Unsurprisingly, respondents in the technology sector are the most likely (67%) to have innovation strategies that are defined and partially separated from their business strategy. Organizations with more than 10,000 employees are also more likely to have defined and separate innovation strategies, due partly to their size and scale and the available resources to dedicate to such a strategy and focus.

Organizations have a broad range of reasons for innovating, with the largest number (24%) doing so to increase profitability. Reducing costs and increasing process efficiency are the next most common reasons cited, at 19%.

However, the primary driver for innovation differs by sector:

  • Government and public sector organizations place a premium on increasing process efficiency (72.7%) because they are not driven primarily by profitability, but by being lean and optimized.
  • Mining and oil and gas respondents look to innovation as a way to increase profitability (28.9%) and reduce costs (22.8%). Reducing environmental impact is a primary driver for only 2.6%.
  • Technology companies emphasize innovation as a way to move into new markets and increase existing market share.
  • Power and utility organizations innovate with a focus on cost reduction (41.6%) as a result of heavy regulations.

As organizations grow in size, there is an increased focus on reducing cost and increasing profitability.

Organizations with ambidextrous or exploration capabilities typically view capital projects, product development, and operations maintenance as the most important areas for innovation. They’re also more apt to have a partially defined, but not separate, innovation strategy.

Conversely, those without these capabilities largely view operations and maintenance as most important, and they do not have a defined or separated strategy. Many construction companies (60%) fall into this category. There seems to be a perception that there is less need to innovate the business model due to protections in place. Indeed, 64% of power and utility respondents reported that they have no defined or separated innovation strategies.

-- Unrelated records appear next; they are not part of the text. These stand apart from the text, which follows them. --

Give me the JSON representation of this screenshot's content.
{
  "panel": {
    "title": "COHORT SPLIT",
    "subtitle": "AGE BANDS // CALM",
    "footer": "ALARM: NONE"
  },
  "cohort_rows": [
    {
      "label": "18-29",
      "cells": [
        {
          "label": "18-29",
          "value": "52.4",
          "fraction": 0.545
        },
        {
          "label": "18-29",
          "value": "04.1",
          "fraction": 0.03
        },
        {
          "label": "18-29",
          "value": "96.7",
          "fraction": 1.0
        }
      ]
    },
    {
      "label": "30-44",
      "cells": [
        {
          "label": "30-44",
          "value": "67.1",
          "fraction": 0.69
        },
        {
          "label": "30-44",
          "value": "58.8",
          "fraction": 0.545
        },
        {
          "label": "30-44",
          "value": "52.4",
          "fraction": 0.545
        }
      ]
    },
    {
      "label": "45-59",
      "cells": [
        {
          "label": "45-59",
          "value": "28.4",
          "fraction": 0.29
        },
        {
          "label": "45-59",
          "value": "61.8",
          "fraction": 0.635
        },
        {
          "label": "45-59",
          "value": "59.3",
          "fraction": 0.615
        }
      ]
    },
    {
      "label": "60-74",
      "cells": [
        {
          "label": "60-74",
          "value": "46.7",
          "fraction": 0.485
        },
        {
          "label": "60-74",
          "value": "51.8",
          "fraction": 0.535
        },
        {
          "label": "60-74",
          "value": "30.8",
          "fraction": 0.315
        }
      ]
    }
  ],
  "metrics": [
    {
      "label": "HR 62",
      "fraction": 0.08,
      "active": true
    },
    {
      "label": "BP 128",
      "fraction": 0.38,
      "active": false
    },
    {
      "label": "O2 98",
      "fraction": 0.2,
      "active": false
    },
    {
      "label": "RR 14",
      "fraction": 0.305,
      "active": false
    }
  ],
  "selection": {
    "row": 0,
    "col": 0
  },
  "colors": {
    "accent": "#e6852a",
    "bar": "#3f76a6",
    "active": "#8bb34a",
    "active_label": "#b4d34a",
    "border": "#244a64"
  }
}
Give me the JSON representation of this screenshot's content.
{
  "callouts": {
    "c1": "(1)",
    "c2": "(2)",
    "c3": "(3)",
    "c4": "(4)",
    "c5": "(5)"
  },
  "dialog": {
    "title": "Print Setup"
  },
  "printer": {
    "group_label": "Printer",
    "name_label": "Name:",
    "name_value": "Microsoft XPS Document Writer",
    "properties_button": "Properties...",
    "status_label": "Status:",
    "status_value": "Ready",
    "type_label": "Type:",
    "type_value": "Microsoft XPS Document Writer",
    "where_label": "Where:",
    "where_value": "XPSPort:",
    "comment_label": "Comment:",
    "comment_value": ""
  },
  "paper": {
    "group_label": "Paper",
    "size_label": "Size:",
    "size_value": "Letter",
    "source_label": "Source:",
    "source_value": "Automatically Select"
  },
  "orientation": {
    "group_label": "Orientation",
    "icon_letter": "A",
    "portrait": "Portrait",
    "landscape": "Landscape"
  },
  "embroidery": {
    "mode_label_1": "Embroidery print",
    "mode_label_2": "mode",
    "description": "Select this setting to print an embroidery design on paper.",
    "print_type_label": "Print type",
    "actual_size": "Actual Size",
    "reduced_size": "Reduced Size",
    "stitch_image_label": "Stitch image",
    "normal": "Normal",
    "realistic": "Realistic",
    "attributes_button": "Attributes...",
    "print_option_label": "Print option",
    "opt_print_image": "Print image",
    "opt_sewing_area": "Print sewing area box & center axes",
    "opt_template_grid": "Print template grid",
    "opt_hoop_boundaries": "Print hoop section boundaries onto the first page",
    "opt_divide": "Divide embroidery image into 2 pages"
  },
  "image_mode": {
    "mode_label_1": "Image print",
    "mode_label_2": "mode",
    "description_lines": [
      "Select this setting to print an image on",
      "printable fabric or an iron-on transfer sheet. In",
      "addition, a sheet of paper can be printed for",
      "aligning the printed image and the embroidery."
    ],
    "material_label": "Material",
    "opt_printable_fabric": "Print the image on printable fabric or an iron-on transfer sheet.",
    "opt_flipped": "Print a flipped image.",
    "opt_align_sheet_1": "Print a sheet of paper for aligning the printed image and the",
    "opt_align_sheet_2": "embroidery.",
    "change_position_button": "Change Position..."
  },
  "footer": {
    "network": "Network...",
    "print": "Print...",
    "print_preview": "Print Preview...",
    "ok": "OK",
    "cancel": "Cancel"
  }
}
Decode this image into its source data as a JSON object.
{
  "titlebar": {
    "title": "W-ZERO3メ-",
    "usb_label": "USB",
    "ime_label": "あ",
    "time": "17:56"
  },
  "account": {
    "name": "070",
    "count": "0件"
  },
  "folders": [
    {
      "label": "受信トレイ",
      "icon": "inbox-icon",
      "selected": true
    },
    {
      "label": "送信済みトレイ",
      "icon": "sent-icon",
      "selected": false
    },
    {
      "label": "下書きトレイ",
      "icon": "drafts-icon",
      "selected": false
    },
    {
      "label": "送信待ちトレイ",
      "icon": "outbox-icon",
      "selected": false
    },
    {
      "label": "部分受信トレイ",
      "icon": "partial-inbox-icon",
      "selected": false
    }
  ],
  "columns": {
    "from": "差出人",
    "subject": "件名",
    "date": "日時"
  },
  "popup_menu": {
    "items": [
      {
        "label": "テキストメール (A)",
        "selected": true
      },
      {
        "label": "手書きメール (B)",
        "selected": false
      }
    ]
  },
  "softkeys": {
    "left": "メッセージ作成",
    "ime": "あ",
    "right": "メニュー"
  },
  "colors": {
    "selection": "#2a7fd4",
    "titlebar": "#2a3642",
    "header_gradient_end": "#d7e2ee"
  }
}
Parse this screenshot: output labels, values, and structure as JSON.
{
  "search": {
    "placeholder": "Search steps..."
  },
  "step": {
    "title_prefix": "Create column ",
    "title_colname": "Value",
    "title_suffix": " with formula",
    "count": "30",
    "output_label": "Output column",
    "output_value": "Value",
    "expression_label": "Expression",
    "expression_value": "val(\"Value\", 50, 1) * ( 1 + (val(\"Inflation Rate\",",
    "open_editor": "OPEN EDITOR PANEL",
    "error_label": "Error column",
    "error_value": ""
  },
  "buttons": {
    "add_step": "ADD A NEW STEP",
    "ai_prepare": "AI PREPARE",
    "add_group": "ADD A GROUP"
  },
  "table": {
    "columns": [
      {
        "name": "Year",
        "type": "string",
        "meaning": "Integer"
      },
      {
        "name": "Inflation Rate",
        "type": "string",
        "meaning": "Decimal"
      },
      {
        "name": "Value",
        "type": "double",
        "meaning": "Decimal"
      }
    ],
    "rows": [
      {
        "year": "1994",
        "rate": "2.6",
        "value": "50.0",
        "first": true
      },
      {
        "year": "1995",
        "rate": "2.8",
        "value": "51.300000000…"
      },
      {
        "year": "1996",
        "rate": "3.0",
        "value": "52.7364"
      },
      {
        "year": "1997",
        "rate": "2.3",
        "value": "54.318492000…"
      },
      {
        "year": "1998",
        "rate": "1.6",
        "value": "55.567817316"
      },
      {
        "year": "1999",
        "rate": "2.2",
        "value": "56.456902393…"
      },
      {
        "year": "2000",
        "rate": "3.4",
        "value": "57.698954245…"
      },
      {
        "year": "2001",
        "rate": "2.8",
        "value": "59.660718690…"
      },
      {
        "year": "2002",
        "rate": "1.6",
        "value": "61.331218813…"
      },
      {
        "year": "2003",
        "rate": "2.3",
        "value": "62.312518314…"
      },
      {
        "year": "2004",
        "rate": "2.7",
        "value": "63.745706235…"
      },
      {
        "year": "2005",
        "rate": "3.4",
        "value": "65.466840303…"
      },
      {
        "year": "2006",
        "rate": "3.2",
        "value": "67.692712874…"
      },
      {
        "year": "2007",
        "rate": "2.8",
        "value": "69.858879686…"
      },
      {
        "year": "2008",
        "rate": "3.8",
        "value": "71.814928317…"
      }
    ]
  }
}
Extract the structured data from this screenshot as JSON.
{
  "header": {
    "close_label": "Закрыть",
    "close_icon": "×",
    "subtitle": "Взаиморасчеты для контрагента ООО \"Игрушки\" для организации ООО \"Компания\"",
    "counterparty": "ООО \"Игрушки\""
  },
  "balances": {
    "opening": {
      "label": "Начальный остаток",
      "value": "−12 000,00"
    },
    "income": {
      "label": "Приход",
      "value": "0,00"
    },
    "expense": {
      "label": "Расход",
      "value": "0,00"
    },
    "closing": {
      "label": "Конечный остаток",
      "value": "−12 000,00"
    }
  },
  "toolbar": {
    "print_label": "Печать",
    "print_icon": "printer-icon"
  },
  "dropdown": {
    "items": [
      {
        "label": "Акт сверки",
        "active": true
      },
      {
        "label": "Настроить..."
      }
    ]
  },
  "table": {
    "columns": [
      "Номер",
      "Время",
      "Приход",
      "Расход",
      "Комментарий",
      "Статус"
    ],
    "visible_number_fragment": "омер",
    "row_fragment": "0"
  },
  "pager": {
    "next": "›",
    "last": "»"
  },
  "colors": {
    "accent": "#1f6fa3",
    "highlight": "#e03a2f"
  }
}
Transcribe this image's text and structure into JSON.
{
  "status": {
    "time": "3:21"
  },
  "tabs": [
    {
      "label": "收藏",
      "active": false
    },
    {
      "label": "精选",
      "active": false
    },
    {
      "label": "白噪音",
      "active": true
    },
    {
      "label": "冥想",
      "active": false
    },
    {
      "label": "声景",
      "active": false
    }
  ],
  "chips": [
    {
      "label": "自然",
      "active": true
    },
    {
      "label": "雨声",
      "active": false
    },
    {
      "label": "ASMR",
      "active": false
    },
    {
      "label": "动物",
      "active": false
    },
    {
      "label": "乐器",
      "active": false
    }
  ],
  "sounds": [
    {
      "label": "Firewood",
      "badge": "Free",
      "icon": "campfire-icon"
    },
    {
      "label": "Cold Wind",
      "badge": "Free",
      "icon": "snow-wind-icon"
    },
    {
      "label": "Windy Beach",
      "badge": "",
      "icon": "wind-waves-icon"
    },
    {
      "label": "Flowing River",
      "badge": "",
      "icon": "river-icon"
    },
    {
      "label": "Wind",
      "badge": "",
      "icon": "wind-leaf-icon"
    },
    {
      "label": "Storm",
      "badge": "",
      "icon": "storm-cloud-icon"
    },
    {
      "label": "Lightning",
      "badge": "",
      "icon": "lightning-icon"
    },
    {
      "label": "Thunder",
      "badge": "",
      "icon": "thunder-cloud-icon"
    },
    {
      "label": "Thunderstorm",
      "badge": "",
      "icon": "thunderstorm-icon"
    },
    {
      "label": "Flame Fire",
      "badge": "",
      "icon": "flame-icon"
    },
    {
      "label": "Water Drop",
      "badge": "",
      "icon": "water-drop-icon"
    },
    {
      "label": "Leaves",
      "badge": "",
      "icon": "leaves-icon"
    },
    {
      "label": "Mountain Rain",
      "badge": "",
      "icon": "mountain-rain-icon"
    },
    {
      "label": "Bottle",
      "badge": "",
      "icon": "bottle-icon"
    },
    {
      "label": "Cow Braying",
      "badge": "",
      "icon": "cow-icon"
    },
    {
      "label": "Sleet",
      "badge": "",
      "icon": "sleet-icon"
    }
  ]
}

For technology companies, which are the most likely to have strategies, innovation offers a vital competitive advantage.

Does your organization have a defined innovation strategy “separate” from the corporate strategy?

EY - Chart - Does your organization have a defined innovation strategy “separate” from the corporate strategy?

What is the primary reason for innovation at your organization?

EY - Chart - What is the primary reason for innovation at your organization?
EY - Building Blocks

Strategy: key success factors

  • Set a clear, specific innovation strategy linked to the organization’s strategy, with a well-articulated scope and objectives.
  • Create a plan to innovate upon ideas that spur growth, enhance experience, protect the organization and optimize the existing business.
  • Assign metrics to measure success and drive accountability for delivery. The strategy should identify the organization’s risk appetite for innovation.